Qatar Airways has highlighted Airbus’s introduction of an alternative to expanded copper foil for lightning protection on the A350, but the airframer insists it is not a reaction to its skin-paint dispute with the carrier.
The airframer attributes paint cracking on the A350 to different thermal expansion rates of the aircraft’s composite fuselage skin, paint layers, and the expanded foil, but insists this does not amount to a safety matter.
Qatar Airways, however, has grounded several A350s in response to the skin-paint issue and the situation is the subject of a high-profile legal dispute.
In skeleton arguments presented at the High Court in London on 19 January, Qatar Airways referred to the airframer’s introduction of an alternative lightning protection layer – formed from perforated copper foil – in its manufacturing.
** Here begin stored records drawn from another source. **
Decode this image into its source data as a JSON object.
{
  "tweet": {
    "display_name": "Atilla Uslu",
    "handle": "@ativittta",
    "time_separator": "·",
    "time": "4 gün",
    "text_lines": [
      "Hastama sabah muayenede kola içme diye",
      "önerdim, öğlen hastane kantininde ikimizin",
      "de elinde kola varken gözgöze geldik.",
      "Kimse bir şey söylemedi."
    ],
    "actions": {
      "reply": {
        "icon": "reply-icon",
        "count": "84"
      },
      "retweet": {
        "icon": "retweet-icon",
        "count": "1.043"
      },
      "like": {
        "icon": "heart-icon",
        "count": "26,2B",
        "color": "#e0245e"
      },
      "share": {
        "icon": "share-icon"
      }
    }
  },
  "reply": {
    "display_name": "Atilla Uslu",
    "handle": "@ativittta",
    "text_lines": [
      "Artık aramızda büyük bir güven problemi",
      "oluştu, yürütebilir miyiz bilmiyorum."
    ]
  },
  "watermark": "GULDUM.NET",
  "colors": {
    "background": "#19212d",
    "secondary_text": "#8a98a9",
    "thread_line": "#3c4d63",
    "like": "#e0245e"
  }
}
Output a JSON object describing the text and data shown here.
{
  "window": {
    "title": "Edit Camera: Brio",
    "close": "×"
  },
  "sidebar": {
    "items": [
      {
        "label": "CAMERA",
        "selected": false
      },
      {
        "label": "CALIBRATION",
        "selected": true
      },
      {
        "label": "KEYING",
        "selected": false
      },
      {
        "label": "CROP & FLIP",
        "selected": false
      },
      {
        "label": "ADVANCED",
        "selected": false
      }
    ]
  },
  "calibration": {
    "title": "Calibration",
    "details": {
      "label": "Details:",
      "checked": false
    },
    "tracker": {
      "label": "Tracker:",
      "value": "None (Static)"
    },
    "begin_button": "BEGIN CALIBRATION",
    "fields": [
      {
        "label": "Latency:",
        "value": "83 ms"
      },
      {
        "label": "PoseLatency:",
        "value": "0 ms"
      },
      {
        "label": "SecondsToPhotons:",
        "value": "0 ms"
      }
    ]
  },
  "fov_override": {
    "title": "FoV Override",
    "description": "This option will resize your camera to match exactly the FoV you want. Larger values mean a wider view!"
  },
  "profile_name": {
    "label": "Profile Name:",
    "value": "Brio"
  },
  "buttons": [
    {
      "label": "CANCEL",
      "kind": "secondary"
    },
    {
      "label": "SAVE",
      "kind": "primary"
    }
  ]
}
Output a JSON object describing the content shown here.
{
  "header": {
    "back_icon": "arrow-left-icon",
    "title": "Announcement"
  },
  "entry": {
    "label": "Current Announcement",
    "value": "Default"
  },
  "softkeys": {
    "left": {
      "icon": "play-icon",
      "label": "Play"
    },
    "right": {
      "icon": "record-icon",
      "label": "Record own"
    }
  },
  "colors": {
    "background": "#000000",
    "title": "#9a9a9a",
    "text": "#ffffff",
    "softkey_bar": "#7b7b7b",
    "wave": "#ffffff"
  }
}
It claims Airbus has implemented “certain changes to the design” of the A350 which are directed at preventing the surface degradation from appearing on newer aircraft.
These include introducing perforated copper foil instead of expanded copper foil, to avoid thermal stress concentrations and insufficient resin adherence, and making other changes to window frames and fasteners.
“Full details of all design changes are relevant to [Qatar Airways’] claim for specific performance of the A350 contract, and any decision on [Qatar’s] part as to whether to accept future deliveries of [redesigned] A350s,” the carrier states.
Airbus insists the use of perforated copper foil – used on parts of the aft fuselage, but not the wings, of aircraft delivered towards the end of last year – is unconnected to the Qatar dispute, but rather part of a weight-saving programme for the type.
The airframer filed a European patent on use of perforated copper foil for lightning protection in 2019, some two years before the Qatar grounding.
Expanded metallic foils have become an “industry standard”, the patent states, because they do not unravel and have a homogenous composition.
But such expanded foils have to be produced to tight tolerances to meet weight and conductivity requirements, and be able to withstand lightning strikes – perhaps with currents of 200,000A – in particularly susceptible zones on the aircraft.
Thinness is limited by the expansion process, says the patent. Use of perforated metallic foil, however, enables the production of thinner and lighter materials for integration with composite aircraft skin panels, with perforation apertures optimally spaced to achieve the required weight, strength and electrical performance.